The origin of this legal maxim is in the phrase – “exceptio probat regulam in casibus non exceptis”, of the republican Rome. The meaning of this phrase in the republican Rome was – ‘The exception of a rules implies that there is a general rule in the first place’. The second part of this phrase ‘casibus non exceptis’ is generally missing in the use of this maxim in modern times , thus, creates a confusion and gets misinterpreted.
The meaning of this legal maxim has been widely misinterpreted. In literal sense it means that if there is an exception which can be applied to a specific case this proves that a general rule exists. The best example of this legal maxim can be a sign board providing “Left turn prohibited’, it automatically & implicitly provides that taking a right turn or going straight is permitted.
‘XYZ University’ posted notification regarding ‘Call for Papers for Law Journal’ on its Facebook page. The notification explicitly mentioned that students and professors of ‘XYZ University’ are not allowed to submit articles, thus the rule that students and professors of other universities can submit articles is implied and is to be considered as general rule.
Kashmir Motor Driver Association v. Union of India
In the above mentioned case, the principle ‘Exceptio probat regulam’ was used be the honorable High Court of Jammu & Kashmir. 
Bhavani Amma v. Madhavi Amma & anr
In the above mentioned case, the honorable High Court of Kerala Provided
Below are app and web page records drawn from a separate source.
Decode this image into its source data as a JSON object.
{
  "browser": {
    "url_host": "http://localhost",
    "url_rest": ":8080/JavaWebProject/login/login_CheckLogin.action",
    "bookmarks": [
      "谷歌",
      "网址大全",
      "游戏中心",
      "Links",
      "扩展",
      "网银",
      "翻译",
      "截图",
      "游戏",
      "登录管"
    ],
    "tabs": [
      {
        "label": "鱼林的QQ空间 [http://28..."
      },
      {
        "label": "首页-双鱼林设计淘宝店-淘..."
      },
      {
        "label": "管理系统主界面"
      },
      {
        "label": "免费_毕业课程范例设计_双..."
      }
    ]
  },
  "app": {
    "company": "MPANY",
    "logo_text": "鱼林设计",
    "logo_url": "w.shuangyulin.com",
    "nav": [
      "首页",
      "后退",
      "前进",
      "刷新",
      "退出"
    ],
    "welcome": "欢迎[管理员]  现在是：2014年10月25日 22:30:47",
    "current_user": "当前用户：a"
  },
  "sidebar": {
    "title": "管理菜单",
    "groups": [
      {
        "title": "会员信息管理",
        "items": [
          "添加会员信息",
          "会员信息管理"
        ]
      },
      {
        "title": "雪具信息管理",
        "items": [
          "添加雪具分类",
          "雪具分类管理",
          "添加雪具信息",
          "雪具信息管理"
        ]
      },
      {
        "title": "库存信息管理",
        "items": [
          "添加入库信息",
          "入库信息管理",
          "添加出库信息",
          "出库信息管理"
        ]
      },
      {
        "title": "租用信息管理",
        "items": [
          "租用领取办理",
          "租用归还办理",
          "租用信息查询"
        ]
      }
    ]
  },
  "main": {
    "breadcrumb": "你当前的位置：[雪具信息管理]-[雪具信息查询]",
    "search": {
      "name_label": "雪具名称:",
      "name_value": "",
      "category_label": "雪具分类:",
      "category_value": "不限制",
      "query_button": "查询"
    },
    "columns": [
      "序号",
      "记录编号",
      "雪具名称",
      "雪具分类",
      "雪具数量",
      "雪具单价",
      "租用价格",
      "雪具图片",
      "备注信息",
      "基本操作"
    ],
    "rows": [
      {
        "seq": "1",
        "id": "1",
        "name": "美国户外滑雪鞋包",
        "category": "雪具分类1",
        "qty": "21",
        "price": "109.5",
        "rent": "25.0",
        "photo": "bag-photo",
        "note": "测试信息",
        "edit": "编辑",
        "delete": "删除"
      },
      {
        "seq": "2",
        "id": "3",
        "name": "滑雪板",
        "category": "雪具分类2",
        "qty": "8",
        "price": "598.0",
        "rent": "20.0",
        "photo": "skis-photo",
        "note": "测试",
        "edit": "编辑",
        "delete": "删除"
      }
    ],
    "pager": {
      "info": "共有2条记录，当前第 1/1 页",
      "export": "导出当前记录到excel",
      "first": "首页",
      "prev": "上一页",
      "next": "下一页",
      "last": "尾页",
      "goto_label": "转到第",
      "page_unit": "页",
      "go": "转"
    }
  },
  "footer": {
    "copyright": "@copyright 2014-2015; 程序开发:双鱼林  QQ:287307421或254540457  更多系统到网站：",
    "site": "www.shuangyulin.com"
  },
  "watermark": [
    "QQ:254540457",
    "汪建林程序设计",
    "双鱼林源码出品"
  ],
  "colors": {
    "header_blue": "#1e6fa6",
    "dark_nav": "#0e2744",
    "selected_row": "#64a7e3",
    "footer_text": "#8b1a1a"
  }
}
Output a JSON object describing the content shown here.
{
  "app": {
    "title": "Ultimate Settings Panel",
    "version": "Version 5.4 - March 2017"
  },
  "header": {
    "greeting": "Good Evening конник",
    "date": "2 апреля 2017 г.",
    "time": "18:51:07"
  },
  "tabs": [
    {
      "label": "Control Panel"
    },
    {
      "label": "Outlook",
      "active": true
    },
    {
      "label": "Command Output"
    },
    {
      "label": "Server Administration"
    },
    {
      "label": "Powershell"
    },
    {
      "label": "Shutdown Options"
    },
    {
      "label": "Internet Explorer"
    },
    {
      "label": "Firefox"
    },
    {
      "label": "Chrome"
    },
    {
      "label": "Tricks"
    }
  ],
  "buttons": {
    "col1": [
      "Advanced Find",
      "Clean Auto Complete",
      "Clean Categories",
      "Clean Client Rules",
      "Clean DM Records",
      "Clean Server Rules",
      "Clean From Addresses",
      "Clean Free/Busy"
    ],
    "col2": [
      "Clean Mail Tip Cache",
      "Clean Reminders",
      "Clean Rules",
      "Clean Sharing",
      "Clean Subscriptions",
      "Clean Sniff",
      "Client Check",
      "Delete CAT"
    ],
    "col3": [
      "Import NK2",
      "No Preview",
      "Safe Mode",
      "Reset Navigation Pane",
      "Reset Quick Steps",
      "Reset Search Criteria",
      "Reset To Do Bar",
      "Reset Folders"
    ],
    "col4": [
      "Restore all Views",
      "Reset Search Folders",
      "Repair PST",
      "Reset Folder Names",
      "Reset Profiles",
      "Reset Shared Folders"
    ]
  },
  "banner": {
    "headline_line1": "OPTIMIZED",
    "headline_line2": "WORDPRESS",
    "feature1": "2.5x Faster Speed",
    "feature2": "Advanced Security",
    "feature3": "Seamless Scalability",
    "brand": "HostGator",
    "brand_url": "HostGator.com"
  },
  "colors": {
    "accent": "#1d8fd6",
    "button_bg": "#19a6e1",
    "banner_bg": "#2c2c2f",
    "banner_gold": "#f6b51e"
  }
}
“Exceptio probat regulam de rebus non exceptis. (An exception proves the rule concerning things not excepted.) Section 39, when it says that until partition no member of the tarwad shall be deemed to have any heritable interest in tarwad property, has to be understood to say that what a member gets in partition of the tarwad is heritable property in his or her hands.” 
Williams v. Jones
In the above-mentioned case also the maxim Exceptio probat regulam was used by the court.
Edited by Vigneshwar Ramasubramania
Approved & Published – Sakshi Raje
 Kashmir Motor Driver Union v. Union of India , AIR 1983 J K 100.
 Bhavani Amma v. Madhavi Amma & Another, 1963 SCC OnLine Ker 111.
 Williams v. Jones, 95 N.C. 504.